(RNS) As Christians worldwide prepare to celebrate Easter, they will follow a familiar chronology: Jesus was crucified on Good Friday and rose from the dead on “the third day,” in the words of the ancient Nicene Creed.
But if Jesus died at 3 p.m. Friday and vacated his tomb by dawn Sunday morning—about 40 hours later—how does that make three days? And do Hebrew Scriptures prophesy that timetable?
Even Pope Benedict XVI wrestles with the latter question in his new book, “Jesus of Nazareth: Holy Week,” about Christ’s last days. “There is no direct scriptural testimony pointing to the `third day,”’ the pope concludes.
The chronology conundrum is “a bit of a puzzle,” said Marcus Borg, a progressive biblical scholar and co-author of “The Last Week,” a book about Holy Week.
But Borg and other experts say the puzzle can be solved if you know how first-century Jews counted time, and grant the four evangelists a little poetic license.
For Jews of Jesus’ time, days began at sunset. So, Friday night was actually Saturday, a schedule that still guides Jewish holy days, such as Shabbat.
Ancient Jews also used what scholars call “inclusive reckoning,” meaning any part of a day is counted as a whole day, said Clinton Wahlen of the Seventh-day Adventist Biblical Research Institute in Silver Spring, Md.
Using these counting methods, a backward calculation from Sunday morning to Friday afternoon makes three days.
Besides, the four evangelists were likely not counting time literally, according to some scholars.
“Expressions like `three days’ and `40 days’ are imprecise in the Bible,” Borg said. For the evangelists, “three days” means “a short period of time.”
Ben Witherington, an evangelical scholar of New Testament at Asbury Theological Seminary in Wilmore, Ky., agreed.

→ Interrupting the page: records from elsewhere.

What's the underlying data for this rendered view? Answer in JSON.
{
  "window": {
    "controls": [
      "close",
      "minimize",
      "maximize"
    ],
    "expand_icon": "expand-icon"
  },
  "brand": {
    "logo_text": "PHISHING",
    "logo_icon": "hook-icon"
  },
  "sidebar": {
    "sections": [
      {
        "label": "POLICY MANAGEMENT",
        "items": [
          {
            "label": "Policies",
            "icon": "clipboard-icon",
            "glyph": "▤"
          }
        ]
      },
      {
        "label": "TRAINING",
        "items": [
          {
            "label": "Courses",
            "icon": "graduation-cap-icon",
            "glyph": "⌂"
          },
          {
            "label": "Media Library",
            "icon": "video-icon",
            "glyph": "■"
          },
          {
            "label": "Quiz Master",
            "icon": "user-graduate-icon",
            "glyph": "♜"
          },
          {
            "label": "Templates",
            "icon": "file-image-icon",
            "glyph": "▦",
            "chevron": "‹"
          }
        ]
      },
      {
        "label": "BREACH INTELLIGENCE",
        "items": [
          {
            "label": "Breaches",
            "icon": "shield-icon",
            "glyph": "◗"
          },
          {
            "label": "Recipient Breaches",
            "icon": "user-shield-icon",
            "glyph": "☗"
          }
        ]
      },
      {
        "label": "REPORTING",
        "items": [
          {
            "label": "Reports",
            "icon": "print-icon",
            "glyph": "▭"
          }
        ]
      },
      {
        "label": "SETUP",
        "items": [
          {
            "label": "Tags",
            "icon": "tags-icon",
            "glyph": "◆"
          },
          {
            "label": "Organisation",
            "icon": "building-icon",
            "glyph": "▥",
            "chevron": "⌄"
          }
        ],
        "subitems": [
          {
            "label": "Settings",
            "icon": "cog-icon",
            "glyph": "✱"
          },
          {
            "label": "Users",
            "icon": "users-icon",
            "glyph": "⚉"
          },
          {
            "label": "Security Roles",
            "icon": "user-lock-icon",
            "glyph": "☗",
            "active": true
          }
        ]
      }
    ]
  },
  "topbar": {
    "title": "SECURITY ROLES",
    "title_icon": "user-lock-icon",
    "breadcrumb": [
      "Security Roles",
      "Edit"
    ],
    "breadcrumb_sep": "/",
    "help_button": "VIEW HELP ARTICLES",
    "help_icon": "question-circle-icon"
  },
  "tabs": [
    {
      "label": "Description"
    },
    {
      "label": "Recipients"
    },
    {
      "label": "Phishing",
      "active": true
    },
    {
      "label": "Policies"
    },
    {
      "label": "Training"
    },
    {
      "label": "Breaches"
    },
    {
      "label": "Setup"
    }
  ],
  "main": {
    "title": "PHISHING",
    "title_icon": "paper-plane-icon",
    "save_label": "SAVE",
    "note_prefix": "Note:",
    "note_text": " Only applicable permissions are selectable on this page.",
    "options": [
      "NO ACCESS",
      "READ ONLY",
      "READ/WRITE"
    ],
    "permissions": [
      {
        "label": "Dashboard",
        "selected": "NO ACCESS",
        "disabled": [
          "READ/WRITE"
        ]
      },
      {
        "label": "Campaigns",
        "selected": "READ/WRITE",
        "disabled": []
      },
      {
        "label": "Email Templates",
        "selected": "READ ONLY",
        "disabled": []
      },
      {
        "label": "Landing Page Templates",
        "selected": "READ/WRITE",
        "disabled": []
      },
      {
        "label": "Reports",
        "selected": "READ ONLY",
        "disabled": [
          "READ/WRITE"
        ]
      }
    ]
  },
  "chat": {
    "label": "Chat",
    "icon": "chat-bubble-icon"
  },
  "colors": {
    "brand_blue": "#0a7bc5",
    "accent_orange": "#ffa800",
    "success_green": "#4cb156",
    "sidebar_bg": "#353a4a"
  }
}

The phrase “three days,” is a colloquialism comparable to “directly” in Southern-speak, meaning “after a little while,” he said. It’s anachronistic to expect the evangelists to monitor time like modern-day men, Witherington said.

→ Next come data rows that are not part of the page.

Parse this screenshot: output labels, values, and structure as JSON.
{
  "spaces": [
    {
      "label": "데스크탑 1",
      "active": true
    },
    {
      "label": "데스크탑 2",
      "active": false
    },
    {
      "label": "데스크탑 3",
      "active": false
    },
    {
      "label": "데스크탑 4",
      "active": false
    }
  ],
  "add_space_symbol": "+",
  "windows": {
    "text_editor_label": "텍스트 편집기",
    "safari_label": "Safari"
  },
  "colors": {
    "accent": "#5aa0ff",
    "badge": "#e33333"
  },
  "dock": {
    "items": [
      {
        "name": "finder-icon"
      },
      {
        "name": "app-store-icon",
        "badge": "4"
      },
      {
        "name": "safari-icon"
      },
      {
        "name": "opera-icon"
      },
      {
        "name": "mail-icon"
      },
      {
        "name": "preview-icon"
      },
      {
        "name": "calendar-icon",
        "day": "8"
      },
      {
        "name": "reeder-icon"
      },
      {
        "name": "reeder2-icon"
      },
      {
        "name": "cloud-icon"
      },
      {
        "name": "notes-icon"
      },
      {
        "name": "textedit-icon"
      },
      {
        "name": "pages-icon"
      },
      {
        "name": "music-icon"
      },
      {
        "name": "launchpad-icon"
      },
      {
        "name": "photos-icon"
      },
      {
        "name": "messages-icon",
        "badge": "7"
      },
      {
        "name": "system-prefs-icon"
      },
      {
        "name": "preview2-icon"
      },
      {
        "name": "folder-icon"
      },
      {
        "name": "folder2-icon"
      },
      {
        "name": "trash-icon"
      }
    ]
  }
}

“The Gospel writers didn’t walk around with sundials on their wrists the way modern scholars walk around with wristwatches,” he said. “They were not dealing with the precision that we do.”

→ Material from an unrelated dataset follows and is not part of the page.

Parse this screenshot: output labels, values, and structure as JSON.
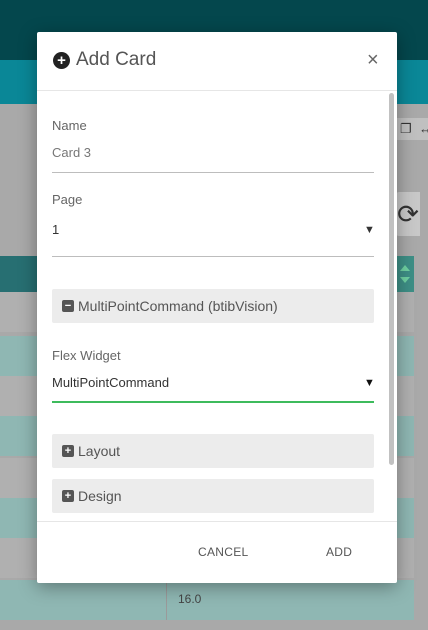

But precision, especially when it comes to the Bible, has been a hallmark of faith for many Christians—especially those who equate truth with historical facts.
Most troubling for these believers is Jesus’ own prophecy, recorded in the Gospel of Matthew, that he will rise from the dead after “three days and three nights in the heart of the earth.”
Trying to reconcile that prophecy with the Holy Week calendar, ancient Christian theologians such as Gregory of Nyssa and Cyril of Jerusalem counted the eclipse of the sun after Jesus’ death as a night, said the Very Rev. John Behr, dean of St. Vladimir’s Orthodox Theological Seminary in Yonkers, N.Y.
“Didascalia Apostolorum,” a third-century Christian treatise, took a more radical approach.
It proposes that Jesus and his apostles followed a different calendar than other Jews and celebrated the Last Supper on a Tuesday, meaning the crucifixion happened on a Wednesday. Some fringe Christian denominations still promote that theory.
Others dismiss historical revisions and say Jesus simply misspoke.
“To be technical, Jesus made a false prophecy, and that’s not something most Christians would want to put that way,” said Robert Miller, a professor of religion at Juniata College in Huntingdon, Pa.
But the point of Jesus’ prophecy is to draw a comparison to Jonah, who was willing to die to save his shipmates (and spent three days in the belly of a big fish), not to set a timetable for the Resurrection, said Witherington.
Martin Connell, a scholar at St. John’s University in Collegeville, Minn., calls the chronology conundrum a “never-ending question.”
“So unsettled is the evidence, and so elastic, that the debate will likely always continue,” Connell said.